Dams and Dambusters Museum,
nt Derwe Derwent Dam
This interesting display is open in the West Tower of Derwent Dam, most Sundays and Bank Holidays throughout the year.
Snake Inn Ashop Clough
There is a full programme of guided walks and other events throughout the year. Join a local Ranger and discover the secrets and beauty of the Valley and the surrounding moorland in the
company of a knowledgeable guide.
bought from the Fishery Office next to Heatherdene Car Park.
Trout fishing is available on Ladybower reservoir. Permits can be
Planning events in the Upper Derwent. All organised events in the Upper Derwent require permission.
Please discuss your plans with the Rangers or contact the
Ladybower Fishery Office LadybowerDam
National Park Ranger Service on 01629 816200
Information For more information about the area, including events, guided walks etc.
Yorkshire orkshire P.H. Bridge P.H.
Upper Derwent Information Centre 01433 650953 Ranger’s Office 01433 659986 Upper Derwent Cycle Hire 01433 651261 Bamford

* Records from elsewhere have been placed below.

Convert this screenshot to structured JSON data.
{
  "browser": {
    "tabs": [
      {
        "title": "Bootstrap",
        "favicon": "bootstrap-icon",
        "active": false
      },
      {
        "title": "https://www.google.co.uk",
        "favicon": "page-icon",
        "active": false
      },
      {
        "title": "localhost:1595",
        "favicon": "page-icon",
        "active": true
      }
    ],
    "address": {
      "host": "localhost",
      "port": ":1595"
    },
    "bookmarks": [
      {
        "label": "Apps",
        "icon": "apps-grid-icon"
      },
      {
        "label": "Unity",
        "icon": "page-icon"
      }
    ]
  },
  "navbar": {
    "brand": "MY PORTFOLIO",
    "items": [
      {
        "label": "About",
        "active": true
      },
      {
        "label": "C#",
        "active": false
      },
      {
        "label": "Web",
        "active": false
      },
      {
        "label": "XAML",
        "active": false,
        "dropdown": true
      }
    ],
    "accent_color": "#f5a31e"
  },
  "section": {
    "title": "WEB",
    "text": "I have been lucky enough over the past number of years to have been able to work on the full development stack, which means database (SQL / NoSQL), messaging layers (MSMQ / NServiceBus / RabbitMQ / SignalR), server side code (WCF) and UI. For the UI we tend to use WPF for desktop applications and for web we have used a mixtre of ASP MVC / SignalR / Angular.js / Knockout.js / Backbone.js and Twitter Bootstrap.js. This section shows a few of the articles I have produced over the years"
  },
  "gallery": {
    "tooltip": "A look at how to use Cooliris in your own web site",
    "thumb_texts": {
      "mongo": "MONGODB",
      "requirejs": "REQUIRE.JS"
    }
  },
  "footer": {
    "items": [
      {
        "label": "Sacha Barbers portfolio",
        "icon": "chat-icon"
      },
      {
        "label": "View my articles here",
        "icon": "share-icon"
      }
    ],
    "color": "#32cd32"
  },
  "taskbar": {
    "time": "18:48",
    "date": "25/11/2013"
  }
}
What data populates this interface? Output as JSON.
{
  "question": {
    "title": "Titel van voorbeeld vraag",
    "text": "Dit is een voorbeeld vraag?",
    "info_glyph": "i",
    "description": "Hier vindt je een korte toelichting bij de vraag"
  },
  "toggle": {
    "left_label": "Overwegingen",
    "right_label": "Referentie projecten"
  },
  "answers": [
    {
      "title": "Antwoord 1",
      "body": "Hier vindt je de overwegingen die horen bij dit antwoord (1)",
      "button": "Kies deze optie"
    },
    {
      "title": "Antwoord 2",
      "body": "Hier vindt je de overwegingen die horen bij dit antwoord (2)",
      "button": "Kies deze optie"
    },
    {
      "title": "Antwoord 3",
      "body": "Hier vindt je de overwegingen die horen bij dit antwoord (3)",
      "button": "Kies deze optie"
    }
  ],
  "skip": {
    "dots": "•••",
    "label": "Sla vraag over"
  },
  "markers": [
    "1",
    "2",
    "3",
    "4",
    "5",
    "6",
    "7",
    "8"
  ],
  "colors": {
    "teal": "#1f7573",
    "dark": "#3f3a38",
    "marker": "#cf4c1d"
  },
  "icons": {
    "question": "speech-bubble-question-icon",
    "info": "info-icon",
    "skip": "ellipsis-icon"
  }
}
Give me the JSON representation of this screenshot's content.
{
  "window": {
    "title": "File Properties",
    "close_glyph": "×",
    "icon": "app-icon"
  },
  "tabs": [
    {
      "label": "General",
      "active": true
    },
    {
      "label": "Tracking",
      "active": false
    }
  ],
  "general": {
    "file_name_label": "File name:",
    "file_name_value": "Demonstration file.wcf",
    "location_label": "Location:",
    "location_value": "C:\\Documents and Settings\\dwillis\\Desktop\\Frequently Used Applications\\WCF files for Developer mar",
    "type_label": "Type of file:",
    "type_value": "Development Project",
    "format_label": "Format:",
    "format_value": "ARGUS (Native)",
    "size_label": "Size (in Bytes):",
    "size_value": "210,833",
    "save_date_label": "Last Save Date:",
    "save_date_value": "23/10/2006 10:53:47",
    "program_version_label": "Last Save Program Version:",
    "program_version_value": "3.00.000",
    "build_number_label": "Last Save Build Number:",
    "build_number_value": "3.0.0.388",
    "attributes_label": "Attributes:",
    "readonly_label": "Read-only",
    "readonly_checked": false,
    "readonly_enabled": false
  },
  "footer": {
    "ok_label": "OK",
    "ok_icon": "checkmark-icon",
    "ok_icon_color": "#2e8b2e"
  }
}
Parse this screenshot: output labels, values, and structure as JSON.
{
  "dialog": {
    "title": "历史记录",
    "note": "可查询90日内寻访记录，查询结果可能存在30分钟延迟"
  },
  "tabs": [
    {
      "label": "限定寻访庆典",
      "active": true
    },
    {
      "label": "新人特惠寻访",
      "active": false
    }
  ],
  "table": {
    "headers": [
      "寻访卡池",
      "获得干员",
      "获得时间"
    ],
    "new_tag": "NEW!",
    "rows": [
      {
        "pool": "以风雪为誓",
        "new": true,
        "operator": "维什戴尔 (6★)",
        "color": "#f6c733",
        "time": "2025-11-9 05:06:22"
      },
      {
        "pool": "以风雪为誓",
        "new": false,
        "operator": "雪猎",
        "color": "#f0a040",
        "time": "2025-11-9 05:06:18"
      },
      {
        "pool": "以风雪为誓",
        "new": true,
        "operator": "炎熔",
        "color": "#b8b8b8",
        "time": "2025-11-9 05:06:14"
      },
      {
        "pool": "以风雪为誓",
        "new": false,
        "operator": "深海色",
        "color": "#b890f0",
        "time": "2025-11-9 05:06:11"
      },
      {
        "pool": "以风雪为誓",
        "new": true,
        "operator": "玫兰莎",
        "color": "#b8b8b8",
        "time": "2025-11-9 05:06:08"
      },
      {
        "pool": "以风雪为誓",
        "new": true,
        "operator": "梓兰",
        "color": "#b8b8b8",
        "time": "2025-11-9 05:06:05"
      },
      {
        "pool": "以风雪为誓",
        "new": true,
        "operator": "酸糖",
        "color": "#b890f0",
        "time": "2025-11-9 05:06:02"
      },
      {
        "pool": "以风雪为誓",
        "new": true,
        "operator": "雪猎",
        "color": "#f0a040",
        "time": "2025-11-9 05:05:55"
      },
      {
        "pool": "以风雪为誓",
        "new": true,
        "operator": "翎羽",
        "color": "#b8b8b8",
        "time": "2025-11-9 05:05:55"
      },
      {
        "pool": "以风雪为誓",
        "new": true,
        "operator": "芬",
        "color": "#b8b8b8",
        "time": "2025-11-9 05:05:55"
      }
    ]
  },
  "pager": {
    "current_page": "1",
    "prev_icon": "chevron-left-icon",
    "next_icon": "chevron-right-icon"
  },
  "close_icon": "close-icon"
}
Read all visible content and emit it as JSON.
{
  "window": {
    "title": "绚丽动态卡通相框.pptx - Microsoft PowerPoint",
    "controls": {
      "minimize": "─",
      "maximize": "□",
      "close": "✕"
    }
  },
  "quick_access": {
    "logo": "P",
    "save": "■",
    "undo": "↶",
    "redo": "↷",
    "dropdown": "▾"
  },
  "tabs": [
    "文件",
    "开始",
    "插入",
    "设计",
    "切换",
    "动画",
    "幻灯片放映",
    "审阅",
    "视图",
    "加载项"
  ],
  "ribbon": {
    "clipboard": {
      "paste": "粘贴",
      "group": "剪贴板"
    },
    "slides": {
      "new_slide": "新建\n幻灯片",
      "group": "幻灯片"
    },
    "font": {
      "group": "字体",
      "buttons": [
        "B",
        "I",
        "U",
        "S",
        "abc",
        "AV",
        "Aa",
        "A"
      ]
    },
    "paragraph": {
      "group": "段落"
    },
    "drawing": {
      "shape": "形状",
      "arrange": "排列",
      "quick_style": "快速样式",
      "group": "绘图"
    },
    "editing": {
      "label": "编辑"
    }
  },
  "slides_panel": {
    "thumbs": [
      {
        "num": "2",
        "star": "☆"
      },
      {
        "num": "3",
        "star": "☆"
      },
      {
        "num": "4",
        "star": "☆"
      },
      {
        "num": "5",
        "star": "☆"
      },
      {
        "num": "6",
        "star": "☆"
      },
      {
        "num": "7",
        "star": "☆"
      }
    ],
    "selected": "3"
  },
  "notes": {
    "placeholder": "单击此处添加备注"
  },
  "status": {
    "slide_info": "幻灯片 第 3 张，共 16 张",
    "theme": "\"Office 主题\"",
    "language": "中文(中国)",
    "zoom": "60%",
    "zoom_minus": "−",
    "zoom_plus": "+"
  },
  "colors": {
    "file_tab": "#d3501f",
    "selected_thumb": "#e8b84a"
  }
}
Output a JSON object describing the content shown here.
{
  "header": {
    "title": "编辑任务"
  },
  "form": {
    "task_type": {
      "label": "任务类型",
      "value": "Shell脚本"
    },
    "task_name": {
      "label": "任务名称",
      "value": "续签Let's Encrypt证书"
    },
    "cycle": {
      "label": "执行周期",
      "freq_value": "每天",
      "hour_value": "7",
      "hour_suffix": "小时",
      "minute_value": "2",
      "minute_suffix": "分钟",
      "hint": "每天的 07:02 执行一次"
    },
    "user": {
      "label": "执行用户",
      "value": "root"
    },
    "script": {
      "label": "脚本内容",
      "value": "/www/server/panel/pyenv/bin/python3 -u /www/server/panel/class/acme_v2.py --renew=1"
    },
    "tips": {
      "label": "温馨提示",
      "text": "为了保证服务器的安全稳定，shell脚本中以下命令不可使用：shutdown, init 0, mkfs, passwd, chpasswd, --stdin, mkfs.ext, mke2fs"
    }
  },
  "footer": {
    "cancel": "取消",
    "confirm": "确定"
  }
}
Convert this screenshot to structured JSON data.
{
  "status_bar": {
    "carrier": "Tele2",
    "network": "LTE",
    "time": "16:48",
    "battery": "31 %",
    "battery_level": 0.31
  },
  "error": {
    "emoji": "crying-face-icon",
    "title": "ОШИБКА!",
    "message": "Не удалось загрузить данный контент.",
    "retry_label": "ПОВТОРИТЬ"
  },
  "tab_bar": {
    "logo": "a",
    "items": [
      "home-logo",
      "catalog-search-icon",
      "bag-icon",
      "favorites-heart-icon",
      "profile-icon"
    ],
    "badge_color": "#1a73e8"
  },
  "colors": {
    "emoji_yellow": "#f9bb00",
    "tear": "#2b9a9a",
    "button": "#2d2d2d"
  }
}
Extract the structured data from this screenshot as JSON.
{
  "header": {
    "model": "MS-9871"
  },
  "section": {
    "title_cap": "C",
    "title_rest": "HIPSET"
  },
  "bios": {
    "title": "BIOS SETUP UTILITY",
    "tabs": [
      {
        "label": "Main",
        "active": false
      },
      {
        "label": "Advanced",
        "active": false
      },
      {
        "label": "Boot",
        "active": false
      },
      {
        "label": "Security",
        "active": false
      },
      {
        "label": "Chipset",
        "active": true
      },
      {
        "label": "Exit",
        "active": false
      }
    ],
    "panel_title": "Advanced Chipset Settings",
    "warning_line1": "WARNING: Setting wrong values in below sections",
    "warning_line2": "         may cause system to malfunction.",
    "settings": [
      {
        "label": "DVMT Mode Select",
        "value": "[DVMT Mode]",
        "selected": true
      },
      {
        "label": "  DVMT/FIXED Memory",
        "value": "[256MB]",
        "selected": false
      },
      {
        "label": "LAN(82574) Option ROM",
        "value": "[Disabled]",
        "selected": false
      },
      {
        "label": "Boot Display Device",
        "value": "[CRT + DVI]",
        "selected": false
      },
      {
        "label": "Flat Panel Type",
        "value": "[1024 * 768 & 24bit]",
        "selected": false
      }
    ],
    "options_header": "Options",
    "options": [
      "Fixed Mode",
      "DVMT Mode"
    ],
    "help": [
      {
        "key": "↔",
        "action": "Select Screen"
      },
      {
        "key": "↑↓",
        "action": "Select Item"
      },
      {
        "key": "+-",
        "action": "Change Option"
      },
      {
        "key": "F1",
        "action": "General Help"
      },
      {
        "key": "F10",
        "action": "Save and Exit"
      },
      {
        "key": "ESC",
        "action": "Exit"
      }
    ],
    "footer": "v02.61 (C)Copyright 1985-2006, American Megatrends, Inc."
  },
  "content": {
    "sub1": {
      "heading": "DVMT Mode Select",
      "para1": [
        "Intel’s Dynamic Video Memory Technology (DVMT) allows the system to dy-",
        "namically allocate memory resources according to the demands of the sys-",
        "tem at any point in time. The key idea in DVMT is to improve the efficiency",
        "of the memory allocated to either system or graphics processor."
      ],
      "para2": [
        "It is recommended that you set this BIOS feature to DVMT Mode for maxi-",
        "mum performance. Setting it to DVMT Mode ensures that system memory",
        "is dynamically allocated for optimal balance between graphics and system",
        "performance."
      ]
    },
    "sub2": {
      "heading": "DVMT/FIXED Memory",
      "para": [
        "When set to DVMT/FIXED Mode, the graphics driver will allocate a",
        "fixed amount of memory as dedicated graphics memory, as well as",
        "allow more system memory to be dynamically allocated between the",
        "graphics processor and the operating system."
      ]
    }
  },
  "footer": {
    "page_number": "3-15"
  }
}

National Trust – High Peak Estate Office 01433 670368 Fisheries Office 01433 651254 Travel-line (all public transport enquiries) 0870 6082608